§ **What you are asked to do**
All lines of the material that contain "your" must be copied out.

[[ Dataset extract open ]]

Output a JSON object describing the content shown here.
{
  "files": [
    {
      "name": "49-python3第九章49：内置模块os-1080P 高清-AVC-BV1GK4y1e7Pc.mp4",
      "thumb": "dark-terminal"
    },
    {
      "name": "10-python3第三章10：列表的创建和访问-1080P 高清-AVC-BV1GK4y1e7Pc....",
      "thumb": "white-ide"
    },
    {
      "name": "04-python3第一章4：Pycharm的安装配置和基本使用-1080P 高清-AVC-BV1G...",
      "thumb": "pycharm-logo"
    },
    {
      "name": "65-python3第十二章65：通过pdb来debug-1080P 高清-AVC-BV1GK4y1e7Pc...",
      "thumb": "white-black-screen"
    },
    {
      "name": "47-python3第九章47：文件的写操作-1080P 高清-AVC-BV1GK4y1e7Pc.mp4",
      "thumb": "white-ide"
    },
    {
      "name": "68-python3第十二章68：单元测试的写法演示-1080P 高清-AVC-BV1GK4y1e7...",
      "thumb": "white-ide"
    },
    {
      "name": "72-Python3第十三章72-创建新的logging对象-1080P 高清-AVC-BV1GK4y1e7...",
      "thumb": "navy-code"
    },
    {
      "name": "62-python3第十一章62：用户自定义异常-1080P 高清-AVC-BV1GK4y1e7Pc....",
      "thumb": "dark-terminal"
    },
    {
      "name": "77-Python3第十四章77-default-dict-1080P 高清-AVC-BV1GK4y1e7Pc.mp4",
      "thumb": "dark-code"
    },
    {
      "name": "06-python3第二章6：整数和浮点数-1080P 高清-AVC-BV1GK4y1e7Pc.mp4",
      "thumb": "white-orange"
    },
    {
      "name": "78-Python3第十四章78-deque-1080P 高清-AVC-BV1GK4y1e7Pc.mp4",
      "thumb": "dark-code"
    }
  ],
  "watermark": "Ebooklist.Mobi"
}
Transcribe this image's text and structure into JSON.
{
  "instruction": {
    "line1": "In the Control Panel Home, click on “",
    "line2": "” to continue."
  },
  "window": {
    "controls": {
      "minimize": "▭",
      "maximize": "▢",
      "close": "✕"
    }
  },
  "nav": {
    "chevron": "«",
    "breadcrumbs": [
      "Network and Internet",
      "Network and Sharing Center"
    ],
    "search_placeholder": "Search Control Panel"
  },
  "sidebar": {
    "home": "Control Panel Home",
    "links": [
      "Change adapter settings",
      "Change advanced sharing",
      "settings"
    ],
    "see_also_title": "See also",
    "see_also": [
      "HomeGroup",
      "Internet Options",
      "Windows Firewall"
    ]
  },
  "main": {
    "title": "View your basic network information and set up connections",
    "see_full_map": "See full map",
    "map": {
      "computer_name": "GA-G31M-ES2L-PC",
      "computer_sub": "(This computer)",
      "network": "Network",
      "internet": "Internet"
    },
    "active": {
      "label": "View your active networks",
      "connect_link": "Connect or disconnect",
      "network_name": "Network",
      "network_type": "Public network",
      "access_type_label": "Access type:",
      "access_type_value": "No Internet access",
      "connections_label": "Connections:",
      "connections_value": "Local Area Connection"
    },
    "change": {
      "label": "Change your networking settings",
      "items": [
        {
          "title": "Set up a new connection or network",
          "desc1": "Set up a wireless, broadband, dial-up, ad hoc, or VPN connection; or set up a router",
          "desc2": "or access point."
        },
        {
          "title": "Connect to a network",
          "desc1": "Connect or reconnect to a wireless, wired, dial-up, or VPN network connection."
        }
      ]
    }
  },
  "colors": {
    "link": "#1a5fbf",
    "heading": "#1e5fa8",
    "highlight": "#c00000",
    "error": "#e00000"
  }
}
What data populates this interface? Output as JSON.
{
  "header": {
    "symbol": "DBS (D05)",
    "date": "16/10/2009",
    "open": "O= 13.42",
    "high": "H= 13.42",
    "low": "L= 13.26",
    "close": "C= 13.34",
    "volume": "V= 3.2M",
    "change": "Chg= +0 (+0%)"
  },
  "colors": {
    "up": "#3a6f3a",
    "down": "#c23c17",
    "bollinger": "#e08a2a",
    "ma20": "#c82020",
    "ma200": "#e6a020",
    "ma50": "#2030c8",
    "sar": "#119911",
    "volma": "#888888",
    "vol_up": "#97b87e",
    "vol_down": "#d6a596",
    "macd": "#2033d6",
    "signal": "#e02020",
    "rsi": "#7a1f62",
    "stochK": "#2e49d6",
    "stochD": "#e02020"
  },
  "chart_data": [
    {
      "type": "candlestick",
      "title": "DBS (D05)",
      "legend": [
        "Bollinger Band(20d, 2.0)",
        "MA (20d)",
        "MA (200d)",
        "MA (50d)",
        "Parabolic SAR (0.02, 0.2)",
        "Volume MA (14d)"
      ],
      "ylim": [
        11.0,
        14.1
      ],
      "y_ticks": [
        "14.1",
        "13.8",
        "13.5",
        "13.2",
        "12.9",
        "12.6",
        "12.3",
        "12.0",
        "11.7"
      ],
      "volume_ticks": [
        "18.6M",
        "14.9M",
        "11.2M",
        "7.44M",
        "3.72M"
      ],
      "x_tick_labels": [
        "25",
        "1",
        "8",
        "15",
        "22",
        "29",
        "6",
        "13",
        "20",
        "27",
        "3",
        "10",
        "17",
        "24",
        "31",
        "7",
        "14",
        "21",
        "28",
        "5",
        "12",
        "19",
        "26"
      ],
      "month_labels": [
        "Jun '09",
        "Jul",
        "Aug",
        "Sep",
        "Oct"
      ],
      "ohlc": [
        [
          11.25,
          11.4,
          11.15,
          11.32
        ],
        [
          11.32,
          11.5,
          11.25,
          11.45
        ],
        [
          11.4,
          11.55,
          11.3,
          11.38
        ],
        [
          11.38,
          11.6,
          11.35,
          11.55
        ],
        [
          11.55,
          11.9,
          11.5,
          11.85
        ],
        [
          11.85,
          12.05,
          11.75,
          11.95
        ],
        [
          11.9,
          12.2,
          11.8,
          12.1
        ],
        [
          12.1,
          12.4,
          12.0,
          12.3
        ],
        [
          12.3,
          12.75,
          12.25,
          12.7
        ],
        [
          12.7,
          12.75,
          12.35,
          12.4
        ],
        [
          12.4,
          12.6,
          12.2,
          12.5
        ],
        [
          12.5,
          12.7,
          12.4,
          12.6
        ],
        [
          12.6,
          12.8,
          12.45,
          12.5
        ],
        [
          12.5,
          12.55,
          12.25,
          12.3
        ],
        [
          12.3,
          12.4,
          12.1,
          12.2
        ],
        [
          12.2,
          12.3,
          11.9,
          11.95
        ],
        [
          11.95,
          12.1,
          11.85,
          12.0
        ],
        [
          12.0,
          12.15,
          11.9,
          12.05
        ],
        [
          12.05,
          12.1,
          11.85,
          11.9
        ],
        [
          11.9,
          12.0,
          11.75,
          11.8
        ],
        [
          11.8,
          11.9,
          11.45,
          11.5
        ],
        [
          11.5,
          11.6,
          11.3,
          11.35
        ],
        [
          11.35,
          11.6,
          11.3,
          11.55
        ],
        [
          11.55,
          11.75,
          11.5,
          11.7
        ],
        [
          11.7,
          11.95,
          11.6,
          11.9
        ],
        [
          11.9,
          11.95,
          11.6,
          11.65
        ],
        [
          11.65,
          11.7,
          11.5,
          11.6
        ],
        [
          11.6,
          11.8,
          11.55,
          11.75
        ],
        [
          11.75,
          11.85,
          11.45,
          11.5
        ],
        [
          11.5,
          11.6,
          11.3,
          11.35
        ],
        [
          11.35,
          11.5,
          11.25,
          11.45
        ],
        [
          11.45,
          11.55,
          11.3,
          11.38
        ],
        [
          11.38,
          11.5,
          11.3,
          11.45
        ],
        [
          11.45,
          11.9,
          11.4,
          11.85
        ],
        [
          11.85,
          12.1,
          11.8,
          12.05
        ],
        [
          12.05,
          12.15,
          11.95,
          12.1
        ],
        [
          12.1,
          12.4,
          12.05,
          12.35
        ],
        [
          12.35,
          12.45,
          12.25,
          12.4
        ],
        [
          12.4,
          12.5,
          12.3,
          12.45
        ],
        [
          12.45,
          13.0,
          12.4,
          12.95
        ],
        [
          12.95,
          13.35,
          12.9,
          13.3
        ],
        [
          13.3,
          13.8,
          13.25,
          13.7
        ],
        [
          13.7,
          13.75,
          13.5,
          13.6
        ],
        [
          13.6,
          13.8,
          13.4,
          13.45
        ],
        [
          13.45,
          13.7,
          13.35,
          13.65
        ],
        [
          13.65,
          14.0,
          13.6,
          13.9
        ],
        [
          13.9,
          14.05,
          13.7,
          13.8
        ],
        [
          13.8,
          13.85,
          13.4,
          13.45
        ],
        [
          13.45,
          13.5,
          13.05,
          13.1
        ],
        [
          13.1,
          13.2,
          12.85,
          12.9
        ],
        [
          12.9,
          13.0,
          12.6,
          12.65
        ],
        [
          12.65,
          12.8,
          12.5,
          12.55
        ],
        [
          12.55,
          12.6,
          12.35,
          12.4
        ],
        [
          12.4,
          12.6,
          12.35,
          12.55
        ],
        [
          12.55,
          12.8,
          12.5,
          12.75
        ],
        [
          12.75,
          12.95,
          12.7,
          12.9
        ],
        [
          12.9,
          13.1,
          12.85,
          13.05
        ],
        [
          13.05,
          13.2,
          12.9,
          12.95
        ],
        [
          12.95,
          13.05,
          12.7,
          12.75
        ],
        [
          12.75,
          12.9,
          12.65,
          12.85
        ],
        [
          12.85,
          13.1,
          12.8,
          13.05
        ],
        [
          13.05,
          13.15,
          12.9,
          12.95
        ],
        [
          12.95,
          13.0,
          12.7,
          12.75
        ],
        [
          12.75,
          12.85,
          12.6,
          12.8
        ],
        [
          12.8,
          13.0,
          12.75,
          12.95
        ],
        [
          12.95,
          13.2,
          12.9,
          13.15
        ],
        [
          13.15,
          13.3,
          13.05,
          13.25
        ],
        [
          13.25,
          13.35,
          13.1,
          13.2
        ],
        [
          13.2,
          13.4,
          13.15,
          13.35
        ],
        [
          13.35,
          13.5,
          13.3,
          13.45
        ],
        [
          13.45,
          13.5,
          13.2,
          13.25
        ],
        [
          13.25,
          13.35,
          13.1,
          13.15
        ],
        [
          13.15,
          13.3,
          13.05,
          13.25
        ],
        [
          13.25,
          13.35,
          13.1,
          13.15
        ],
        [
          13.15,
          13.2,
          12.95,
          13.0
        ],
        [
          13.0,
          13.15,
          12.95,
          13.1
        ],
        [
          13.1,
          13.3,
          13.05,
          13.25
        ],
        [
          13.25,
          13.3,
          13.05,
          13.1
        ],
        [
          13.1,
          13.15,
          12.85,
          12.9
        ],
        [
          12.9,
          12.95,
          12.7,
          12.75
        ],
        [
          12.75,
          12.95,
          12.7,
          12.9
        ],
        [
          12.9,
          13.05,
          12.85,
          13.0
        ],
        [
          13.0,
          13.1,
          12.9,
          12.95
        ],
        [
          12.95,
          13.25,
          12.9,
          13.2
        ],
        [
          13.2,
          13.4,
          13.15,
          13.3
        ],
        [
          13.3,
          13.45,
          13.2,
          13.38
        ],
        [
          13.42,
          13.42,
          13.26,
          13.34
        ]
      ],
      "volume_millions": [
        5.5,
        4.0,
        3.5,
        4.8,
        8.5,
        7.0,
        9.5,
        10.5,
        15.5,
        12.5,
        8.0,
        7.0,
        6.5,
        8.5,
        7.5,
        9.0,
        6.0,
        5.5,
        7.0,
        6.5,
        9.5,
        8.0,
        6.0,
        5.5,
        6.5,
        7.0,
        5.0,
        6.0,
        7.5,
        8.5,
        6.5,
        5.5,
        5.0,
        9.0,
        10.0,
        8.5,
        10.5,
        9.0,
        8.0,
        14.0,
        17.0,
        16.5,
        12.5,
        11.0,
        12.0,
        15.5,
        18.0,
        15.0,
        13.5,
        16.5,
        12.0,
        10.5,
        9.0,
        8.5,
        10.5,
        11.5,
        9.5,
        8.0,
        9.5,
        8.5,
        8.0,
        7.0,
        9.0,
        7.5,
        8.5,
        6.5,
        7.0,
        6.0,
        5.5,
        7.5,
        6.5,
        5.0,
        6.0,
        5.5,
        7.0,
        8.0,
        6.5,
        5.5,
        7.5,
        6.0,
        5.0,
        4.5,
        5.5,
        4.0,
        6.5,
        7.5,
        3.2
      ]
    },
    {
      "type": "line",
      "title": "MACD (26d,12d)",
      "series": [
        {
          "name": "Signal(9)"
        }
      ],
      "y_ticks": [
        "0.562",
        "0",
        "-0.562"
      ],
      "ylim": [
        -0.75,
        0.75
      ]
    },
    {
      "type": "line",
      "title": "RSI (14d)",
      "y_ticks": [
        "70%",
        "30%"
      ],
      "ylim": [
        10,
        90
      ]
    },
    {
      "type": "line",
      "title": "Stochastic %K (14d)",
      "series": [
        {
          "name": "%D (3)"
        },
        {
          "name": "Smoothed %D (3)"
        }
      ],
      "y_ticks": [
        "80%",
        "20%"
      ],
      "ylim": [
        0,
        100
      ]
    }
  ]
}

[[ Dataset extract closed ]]

§ **Output**
    "title": "View your basic network information and set up connections",
      "label": "View your active networks",
      "label": "Change your networking settings",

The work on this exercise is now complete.